Excerpts from an interface dataset:
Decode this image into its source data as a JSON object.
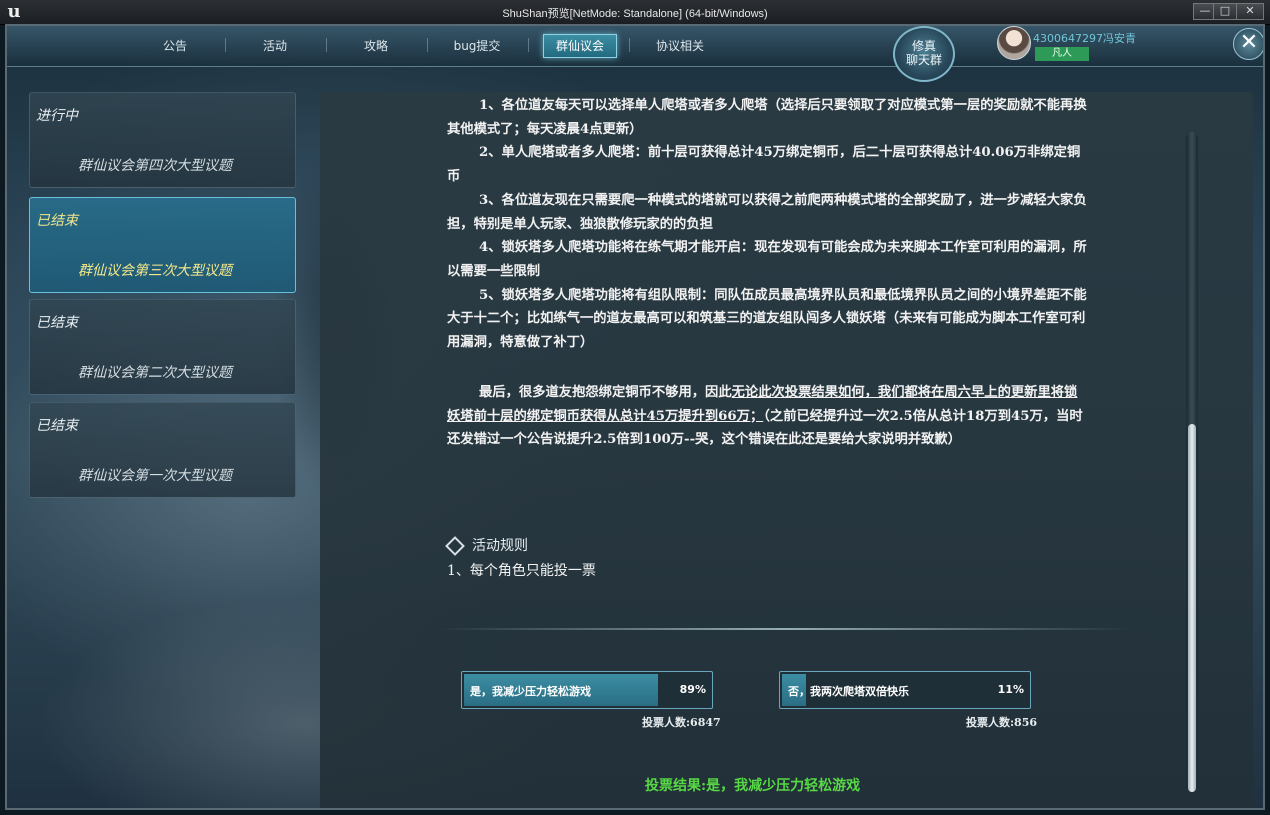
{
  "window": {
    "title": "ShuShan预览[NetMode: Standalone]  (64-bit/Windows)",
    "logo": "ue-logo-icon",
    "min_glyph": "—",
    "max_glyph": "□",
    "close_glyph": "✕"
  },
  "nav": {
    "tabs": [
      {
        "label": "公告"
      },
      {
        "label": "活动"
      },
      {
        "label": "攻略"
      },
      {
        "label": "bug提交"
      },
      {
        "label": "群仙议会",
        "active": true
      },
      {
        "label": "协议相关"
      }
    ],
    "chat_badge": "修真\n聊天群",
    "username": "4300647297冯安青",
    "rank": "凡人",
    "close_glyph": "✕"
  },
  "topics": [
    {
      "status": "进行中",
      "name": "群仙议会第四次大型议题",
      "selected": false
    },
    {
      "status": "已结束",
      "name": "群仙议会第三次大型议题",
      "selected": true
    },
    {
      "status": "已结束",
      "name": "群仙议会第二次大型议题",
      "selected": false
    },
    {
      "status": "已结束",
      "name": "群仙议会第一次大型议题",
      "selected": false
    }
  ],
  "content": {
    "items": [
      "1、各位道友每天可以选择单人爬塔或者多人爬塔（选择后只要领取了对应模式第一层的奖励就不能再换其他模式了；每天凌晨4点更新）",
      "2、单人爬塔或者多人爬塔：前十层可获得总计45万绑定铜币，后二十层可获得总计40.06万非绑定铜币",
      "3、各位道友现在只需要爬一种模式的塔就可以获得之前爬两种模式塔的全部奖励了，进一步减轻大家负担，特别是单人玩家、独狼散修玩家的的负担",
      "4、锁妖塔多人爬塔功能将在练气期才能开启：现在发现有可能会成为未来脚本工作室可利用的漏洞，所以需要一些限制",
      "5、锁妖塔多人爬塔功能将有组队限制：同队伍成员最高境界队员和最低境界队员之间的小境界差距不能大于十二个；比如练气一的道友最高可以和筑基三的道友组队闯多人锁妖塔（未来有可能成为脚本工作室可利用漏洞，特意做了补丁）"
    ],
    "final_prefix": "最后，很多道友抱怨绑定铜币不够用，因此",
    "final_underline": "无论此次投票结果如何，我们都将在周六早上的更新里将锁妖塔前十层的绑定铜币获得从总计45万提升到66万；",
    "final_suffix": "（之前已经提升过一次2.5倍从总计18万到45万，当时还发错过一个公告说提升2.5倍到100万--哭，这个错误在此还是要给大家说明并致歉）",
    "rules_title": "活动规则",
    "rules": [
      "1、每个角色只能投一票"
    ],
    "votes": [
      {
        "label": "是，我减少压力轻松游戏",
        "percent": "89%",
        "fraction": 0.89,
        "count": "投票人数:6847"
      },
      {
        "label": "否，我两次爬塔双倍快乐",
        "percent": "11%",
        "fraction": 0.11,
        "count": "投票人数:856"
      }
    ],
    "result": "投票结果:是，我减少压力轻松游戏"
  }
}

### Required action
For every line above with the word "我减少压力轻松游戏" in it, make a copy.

### Task solution
        "label": "是，我减少压力轻松游戏",
    "result": "投票结果:是，我减少压力轻松游戏"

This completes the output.